The move follows Rover denials late last year that the launch of the 'company saving' executive 75 would not be delayed by two months because of difficulties meeting BMW quality standards. At the time the company said that while customers should be able to order the 75 from March, a spokesman declined to say when the vehicles would be delivered. It had originally been expected that the 75 would be launched in March.
In a response to those reports a Rover spokesman at the North American International Auto Show in Detroit said: 'We'll have cars in the showrooms for customers to try in May and deliveries will be starting in June.' Industry analysts say that although delays over quality issues are not unusual, any hold-up at Rover could cause further financial difficulties for the company.

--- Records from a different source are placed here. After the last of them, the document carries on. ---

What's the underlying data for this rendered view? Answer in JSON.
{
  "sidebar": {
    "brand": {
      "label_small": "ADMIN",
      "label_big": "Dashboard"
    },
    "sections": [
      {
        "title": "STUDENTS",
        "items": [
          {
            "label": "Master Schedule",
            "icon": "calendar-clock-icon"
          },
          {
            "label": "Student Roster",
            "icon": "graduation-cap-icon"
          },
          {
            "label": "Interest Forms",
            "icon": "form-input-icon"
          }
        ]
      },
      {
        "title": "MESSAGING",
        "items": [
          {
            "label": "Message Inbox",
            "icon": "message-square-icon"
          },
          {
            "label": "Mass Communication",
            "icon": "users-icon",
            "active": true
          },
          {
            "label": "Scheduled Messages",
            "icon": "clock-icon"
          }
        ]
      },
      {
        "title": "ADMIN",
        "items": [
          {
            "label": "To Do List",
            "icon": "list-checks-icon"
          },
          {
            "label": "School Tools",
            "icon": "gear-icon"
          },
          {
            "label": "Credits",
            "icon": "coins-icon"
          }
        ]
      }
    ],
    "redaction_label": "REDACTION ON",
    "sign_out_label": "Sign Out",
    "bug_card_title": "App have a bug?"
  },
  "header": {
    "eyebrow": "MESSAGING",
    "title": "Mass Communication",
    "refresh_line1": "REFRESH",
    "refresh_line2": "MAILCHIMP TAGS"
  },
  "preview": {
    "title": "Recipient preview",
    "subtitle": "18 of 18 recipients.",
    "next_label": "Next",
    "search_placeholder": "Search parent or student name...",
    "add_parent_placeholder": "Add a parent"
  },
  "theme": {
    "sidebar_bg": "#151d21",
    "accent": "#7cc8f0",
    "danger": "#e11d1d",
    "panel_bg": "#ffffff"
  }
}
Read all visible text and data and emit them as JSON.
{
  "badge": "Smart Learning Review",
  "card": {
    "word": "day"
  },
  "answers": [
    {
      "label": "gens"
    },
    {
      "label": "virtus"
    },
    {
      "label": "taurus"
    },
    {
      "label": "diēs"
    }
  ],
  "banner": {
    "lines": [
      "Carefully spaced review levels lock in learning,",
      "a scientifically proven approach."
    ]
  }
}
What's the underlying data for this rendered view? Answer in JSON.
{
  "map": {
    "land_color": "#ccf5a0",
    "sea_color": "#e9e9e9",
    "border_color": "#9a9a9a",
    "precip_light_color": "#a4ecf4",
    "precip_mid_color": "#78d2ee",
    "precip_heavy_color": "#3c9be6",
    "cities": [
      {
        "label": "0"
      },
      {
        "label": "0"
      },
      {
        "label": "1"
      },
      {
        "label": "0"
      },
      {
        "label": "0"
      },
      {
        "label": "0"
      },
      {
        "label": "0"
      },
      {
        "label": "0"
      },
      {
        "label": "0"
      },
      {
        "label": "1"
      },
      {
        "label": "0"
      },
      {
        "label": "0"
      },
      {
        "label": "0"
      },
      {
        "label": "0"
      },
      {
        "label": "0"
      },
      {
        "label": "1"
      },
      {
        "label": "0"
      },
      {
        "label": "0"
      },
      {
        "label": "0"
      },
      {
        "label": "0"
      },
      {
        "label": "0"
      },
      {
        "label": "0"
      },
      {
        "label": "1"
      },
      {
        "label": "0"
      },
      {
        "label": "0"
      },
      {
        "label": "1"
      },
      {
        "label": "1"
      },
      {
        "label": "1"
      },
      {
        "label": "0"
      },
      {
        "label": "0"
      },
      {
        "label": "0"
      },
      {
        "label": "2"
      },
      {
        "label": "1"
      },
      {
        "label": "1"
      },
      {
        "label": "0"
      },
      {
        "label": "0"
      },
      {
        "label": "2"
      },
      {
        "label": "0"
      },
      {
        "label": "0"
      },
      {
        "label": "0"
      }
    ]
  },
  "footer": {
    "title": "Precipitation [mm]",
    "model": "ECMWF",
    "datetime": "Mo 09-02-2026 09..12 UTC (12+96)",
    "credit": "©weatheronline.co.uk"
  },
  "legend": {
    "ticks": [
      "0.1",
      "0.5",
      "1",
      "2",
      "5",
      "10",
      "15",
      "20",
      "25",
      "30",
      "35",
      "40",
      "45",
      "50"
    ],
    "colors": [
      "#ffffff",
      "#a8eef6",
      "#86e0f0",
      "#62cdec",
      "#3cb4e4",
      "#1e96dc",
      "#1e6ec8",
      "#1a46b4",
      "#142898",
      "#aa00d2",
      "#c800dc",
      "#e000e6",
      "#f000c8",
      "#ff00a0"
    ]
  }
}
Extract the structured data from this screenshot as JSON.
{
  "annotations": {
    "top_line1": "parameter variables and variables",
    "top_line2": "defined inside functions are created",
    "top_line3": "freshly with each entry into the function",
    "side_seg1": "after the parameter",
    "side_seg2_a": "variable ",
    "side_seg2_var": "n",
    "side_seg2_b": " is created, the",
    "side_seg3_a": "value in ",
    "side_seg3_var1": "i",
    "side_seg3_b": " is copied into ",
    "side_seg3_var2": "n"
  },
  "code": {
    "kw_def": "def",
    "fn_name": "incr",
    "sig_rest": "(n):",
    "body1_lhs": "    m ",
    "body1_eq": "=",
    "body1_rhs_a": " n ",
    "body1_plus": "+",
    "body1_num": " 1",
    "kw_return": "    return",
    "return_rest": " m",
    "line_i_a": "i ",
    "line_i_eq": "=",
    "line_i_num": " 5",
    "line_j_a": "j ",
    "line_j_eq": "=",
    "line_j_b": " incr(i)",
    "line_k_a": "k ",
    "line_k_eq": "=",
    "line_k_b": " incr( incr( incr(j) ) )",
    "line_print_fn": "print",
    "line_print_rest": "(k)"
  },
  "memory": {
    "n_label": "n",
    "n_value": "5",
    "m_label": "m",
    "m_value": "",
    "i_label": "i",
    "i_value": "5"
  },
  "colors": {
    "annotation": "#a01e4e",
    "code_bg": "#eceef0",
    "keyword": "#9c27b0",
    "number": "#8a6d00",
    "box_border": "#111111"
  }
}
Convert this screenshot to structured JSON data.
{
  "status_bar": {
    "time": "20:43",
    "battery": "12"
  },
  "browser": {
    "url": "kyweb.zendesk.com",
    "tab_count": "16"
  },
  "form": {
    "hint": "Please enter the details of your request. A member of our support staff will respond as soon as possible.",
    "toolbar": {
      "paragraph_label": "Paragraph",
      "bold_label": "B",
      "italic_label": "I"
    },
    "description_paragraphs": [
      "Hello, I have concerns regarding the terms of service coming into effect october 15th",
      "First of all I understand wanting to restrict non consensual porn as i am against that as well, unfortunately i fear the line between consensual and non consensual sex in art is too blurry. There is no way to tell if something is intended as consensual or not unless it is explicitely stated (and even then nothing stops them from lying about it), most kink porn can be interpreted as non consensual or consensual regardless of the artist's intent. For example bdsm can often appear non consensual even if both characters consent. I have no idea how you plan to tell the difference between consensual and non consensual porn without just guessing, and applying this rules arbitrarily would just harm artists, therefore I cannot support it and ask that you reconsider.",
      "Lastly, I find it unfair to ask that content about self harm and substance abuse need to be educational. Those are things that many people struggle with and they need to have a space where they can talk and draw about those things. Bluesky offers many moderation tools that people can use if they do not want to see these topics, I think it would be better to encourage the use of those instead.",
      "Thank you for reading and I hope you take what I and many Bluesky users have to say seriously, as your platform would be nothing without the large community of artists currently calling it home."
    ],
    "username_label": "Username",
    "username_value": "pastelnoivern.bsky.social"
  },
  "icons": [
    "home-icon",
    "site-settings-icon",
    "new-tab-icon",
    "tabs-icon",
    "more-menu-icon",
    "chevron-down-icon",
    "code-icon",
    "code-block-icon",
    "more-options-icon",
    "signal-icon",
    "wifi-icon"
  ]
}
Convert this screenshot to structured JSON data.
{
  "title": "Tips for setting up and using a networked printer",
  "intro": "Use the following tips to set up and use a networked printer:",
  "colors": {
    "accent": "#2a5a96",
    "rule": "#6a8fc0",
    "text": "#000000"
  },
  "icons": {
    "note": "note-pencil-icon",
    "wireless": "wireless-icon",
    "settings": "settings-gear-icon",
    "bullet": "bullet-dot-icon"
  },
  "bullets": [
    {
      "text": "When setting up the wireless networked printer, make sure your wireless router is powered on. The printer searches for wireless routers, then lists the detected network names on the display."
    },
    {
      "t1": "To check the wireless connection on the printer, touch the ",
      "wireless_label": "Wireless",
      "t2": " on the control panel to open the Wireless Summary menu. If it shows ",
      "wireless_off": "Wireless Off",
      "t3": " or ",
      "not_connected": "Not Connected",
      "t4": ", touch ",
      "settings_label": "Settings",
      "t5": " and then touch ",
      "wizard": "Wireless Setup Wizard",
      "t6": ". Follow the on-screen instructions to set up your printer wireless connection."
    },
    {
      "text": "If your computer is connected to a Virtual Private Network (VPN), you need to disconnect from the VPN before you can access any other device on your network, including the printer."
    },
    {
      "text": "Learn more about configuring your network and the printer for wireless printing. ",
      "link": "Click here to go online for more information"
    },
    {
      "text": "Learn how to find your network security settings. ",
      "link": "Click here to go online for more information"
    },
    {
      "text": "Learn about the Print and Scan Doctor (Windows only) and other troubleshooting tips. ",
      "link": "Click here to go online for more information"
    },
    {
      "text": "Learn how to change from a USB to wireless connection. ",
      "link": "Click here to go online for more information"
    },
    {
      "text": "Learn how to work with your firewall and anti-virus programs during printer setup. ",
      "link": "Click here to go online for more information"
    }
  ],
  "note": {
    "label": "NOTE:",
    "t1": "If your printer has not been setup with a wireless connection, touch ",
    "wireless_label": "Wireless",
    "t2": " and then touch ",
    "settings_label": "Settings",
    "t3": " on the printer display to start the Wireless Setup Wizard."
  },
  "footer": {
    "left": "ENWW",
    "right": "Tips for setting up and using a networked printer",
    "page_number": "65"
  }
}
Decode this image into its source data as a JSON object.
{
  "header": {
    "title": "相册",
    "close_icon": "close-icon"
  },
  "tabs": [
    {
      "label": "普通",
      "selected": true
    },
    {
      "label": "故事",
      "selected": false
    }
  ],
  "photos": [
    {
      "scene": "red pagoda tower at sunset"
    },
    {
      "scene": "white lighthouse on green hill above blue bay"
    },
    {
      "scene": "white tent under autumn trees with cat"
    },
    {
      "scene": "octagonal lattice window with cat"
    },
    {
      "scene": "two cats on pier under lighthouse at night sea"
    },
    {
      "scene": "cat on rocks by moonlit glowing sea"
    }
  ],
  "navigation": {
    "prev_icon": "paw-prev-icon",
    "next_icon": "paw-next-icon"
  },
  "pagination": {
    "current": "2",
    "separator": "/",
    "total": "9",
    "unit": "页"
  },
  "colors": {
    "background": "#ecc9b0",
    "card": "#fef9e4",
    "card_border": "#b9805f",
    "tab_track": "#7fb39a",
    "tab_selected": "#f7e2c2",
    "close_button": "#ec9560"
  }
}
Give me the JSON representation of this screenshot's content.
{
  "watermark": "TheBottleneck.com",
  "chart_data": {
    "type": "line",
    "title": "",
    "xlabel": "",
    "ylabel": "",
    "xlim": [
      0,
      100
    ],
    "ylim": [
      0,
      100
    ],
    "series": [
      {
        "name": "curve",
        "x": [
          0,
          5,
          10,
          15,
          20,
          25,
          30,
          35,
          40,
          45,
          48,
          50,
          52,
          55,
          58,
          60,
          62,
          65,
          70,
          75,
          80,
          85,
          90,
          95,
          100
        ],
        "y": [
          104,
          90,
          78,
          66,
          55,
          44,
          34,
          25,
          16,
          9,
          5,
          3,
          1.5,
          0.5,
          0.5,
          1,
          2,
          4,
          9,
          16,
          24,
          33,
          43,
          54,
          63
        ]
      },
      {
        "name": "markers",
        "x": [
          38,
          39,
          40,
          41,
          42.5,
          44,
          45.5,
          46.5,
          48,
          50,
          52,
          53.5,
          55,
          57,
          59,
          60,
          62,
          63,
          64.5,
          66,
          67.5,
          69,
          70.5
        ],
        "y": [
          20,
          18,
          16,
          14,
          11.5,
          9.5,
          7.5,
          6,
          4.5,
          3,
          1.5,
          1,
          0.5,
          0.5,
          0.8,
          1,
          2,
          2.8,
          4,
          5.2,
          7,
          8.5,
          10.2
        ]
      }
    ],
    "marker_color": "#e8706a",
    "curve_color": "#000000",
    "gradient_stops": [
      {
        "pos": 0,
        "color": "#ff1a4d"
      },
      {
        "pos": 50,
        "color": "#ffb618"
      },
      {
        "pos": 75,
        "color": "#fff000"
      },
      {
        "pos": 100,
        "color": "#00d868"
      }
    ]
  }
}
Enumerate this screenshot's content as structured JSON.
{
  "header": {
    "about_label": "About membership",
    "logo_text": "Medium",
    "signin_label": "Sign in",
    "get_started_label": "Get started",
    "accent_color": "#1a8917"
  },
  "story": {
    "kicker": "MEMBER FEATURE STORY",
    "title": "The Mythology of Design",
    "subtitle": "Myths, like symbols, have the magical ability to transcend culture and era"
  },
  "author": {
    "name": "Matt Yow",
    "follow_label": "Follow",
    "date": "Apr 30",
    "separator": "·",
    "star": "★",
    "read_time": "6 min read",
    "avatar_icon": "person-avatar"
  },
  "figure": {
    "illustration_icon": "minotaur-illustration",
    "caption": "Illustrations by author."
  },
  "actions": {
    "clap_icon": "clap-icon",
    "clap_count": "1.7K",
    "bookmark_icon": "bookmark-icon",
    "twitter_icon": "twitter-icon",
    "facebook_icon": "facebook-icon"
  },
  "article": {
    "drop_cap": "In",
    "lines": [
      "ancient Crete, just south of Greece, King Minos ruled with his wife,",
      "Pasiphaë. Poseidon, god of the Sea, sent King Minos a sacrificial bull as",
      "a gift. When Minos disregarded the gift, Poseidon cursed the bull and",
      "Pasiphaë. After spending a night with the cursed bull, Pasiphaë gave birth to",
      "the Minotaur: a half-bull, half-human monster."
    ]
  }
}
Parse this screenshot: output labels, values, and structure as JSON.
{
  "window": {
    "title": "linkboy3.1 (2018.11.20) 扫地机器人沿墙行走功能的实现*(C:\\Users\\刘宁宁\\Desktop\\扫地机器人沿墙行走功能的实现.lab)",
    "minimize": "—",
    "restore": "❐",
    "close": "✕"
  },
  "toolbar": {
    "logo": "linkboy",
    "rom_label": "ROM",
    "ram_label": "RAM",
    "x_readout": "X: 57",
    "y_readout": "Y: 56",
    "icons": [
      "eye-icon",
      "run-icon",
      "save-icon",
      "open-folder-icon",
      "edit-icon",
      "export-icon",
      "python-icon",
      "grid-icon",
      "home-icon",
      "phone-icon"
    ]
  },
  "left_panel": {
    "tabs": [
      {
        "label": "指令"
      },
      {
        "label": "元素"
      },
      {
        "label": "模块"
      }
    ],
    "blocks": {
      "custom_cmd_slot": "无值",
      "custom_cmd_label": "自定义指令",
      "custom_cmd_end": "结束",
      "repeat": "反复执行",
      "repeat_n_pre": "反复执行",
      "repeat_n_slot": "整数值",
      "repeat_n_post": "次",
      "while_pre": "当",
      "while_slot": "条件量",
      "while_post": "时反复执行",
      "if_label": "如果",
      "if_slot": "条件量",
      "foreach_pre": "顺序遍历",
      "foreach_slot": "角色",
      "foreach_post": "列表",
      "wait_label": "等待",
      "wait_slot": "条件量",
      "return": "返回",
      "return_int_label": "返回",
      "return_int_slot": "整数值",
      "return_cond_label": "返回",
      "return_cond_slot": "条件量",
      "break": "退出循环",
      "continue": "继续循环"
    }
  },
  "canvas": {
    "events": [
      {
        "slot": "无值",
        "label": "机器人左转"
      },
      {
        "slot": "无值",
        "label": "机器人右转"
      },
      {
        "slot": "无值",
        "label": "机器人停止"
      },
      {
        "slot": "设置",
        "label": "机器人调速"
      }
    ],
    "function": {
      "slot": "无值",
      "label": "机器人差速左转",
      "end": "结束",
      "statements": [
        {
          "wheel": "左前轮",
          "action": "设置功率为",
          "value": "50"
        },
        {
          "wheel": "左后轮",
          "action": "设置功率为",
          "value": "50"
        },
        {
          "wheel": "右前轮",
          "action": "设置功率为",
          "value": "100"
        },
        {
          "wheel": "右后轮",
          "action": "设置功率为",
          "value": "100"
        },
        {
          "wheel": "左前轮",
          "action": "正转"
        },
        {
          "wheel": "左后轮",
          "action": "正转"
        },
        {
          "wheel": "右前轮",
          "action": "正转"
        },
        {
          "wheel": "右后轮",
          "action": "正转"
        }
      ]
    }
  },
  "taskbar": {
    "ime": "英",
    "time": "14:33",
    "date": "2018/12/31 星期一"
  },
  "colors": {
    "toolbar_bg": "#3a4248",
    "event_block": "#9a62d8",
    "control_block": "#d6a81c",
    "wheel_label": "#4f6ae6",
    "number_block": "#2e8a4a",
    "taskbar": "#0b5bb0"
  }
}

The spokesman added: 'We are having some problems meeting quality levels which are far higher than for any previous Rover model and it is proving difficult for us to achieve the targets we've been set by the parent company with the resources at our disposal. 'The specialists are advising us. They're helping in a consultative capacity and giving us the benefit of their experience.'
And he revealed that another group of engineers was being sent to Cowley to help man other specialist jobs which the company has been unable to fill after advertising across the Midlands. Speaking at the show as the Land Rover Discovery was making its debut in the North American market, he said the teams were normally based at Dingolfing, the 3-series factory regarded by BMW as sister plant to Rover Oxford, which has just been substantially upgraded at a cost of £300 million for the introduction of the 75.